The W.I. Choir too, began their Christmas preparations in October, when they commenced in the Schoolroom their practices of the less known carols. Here week by week they have met in the gathering twilight and rehearsed their parts under the baton of the Vicar’s wife; and here (or in the Village Hall) they will have their service of carols at Christmas to which the Whole  Parish will be invited.

Most of the cottagers have made other Christmas preparations as long ago as September when in their garden they erected their fattening coops in which one or two young cockerels have been pampered into the giant birds they now are, almost ready for the Xmas dinner. The gleanings of corn, gathered by the children from the harvest field have supplemented household scraps to make them these fine robust birds and many a cottager would prefer his Christmas “chicken” to even a turkey. The more fortunate of the villagers who have  a sty at the bottom of the garden have anticipated Christmas even longer, for in mid-Summer they purchased a couple of weaner (piglets about two months old) to fat for Christmas. In my younger days, every cottager possessed a sty. It was small in size; but great in importance. The pigs were of the greatest interest to the whole family and even to the neighbours. The pigs changed the household and garden waste into bacon for Christmas, which when well salted and “cured” kept good and fresh for many weeks during the Winter months. Any Sunday morning in the autumn the villagers could be seen leaning over the wall of the pigsty, studying their animals or discussing them with a friend.
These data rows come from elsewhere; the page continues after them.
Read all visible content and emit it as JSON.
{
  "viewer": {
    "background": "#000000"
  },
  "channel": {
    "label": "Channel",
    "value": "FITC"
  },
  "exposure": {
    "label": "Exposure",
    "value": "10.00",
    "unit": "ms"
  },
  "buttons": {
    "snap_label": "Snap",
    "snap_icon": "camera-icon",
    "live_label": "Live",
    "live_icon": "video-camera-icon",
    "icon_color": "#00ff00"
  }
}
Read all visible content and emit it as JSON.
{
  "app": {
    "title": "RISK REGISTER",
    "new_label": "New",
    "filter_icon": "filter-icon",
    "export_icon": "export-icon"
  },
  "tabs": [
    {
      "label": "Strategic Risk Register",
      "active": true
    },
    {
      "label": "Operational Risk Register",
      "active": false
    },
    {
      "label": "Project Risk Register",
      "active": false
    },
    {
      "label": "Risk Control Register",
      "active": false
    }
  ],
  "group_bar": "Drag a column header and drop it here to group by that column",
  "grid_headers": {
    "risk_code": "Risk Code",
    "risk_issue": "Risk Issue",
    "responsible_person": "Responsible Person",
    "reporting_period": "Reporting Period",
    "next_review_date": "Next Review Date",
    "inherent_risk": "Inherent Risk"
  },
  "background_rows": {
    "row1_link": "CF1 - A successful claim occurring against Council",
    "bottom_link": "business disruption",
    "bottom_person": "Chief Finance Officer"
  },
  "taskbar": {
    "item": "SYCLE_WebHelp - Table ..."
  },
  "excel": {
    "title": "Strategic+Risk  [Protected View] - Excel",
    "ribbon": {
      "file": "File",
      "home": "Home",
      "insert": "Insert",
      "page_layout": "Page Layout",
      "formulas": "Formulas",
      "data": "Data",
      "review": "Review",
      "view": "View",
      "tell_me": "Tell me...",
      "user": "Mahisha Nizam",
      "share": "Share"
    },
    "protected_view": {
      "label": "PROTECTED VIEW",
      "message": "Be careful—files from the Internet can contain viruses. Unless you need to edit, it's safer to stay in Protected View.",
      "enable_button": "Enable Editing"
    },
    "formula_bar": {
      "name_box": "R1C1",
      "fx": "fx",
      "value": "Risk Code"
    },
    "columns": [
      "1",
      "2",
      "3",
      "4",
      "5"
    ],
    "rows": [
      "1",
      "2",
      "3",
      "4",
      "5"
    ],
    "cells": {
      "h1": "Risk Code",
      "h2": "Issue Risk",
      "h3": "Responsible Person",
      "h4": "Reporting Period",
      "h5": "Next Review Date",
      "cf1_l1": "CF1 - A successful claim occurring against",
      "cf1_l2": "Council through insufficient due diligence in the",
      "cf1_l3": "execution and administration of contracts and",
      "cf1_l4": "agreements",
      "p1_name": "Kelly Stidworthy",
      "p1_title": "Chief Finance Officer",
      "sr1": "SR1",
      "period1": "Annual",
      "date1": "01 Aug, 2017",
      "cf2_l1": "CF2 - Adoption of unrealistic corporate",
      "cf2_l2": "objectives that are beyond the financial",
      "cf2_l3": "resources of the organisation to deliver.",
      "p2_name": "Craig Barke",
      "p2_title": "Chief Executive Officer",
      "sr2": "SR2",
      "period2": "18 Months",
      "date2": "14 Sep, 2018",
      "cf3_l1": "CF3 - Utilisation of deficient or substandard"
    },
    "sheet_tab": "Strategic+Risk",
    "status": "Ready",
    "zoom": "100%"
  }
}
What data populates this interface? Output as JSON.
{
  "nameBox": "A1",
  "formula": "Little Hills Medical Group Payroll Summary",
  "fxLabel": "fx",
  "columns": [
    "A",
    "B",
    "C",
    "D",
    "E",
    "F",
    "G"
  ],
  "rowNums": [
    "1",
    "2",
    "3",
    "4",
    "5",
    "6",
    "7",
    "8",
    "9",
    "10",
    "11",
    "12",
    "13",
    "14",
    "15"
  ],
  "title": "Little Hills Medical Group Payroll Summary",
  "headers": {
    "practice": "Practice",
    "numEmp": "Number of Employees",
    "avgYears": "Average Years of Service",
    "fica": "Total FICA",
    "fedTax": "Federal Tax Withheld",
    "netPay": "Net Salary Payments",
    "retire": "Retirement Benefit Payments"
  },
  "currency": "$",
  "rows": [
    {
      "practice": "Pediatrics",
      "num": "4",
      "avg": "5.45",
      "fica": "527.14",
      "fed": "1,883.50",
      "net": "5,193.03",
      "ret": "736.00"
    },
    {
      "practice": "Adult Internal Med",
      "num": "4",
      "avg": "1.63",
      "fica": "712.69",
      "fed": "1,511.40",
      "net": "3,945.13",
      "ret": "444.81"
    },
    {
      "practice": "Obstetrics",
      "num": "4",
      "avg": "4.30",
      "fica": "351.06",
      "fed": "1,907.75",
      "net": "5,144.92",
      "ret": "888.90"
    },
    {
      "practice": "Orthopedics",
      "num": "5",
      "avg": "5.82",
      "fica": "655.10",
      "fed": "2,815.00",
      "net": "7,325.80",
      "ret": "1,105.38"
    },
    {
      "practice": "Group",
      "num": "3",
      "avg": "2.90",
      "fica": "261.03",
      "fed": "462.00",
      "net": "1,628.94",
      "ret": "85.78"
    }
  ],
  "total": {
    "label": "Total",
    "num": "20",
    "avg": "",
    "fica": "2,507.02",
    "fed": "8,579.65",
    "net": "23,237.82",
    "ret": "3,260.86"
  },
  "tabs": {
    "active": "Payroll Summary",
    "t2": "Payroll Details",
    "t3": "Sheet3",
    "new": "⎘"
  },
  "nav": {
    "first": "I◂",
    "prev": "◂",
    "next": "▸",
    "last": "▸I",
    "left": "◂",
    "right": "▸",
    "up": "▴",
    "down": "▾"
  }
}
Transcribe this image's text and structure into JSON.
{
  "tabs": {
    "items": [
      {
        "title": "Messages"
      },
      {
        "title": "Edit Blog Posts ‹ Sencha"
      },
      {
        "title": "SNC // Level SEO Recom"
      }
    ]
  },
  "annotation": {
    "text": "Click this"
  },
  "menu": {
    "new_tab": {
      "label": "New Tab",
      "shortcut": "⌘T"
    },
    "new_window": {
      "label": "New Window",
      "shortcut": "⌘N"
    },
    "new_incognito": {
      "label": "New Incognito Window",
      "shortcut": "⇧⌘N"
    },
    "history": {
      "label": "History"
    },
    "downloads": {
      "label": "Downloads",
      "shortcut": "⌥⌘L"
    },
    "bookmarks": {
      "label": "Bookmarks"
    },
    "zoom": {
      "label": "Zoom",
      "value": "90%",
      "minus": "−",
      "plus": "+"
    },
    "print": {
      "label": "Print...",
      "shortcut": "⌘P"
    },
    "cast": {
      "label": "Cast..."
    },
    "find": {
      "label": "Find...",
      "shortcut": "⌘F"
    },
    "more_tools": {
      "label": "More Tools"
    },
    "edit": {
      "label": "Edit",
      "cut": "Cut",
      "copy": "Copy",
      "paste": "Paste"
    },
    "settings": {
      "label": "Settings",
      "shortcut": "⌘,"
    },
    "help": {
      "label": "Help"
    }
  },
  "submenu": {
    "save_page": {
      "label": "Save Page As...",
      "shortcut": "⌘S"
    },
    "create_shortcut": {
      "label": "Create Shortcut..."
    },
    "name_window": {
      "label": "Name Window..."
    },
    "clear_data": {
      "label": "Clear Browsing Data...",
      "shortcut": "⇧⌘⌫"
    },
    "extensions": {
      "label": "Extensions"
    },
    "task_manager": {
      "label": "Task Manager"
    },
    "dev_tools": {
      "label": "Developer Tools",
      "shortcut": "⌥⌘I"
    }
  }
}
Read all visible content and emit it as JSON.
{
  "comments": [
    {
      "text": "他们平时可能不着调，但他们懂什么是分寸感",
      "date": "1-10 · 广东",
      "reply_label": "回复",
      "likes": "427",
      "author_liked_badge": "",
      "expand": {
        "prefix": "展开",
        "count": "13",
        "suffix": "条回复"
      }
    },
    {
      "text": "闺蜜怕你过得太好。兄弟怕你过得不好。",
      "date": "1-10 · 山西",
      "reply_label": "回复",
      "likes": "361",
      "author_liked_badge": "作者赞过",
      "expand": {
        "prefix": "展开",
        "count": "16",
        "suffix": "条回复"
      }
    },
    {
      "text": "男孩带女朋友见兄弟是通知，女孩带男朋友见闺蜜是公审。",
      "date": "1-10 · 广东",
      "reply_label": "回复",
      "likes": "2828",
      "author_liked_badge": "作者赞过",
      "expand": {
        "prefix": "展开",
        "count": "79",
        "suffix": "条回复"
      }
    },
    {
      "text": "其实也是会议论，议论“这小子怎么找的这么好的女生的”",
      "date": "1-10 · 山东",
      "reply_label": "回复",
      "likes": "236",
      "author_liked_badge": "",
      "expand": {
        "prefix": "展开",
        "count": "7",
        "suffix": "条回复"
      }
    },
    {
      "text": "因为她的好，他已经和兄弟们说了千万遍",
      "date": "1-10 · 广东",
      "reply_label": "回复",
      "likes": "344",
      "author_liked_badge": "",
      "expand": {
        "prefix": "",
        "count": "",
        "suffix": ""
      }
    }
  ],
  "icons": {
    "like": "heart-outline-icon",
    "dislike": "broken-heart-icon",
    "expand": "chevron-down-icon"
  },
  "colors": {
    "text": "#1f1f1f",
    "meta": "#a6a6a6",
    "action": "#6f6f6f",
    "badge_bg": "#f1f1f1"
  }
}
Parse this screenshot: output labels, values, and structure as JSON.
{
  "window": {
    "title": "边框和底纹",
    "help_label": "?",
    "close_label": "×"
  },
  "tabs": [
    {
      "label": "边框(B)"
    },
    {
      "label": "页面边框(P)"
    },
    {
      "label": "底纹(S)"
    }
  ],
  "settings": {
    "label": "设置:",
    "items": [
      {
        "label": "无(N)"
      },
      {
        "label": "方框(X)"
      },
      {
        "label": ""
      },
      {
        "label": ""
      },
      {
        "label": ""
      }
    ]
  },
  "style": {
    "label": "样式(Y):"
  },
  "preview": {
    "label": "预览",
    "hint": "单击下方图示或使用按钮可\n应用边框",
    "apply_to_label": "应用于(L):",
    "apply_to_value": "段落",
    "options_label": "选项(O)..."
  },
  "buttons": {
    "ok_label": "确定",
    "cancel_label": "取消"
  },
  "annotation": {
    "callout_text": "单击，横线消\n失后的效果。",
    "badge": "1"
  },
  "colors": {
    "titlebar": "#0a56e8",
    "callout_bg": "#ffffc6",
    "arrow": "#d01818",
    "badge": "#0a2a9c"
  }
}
The disappearance of the pigsty is one of the things to be regretted in our village life and in spite of the effort of the Small Pig Keepers Council, its re-appearance is not so widespread as we should wish. With its going, many cottagers lost a topic of conversation and a thing of mutual interest with their neighbours. Had we taken steps to maintain this useful village institution we should have been the better prepared to meet the menace of starvation which faced us in 1940.

But most villagers have long ago secured their Yule logs. In early autumn they obtained loads of legwood (the countryman’s term for the long branches left where the timber merchant fells his trees). My family have been busy at the sawing horse with the cross-cut and even my small son, aged nearly eleven, has been with his miniature hand saw converting the branches into small logs for the parlour fire. He and his elder brother have built a tidy stack of logs “seasoning” in the shed.

Timber cut in September is full of sap and it is best to let the logs dry out (or season as we country people call it). They will be ready for the fire early in December and we look forward to sitting around our log fire this Christmas. Country folk for countless years have enjoyed a log fire at this season and there is nothing to beat the merry crackling of oak logs on a winter’s day.

So for country people, the thoughts of  Christmas, (like the thoughts of youth) are “long-long thought” and the rural mind is occupied with them at intervals throughout at least a quarter of the year.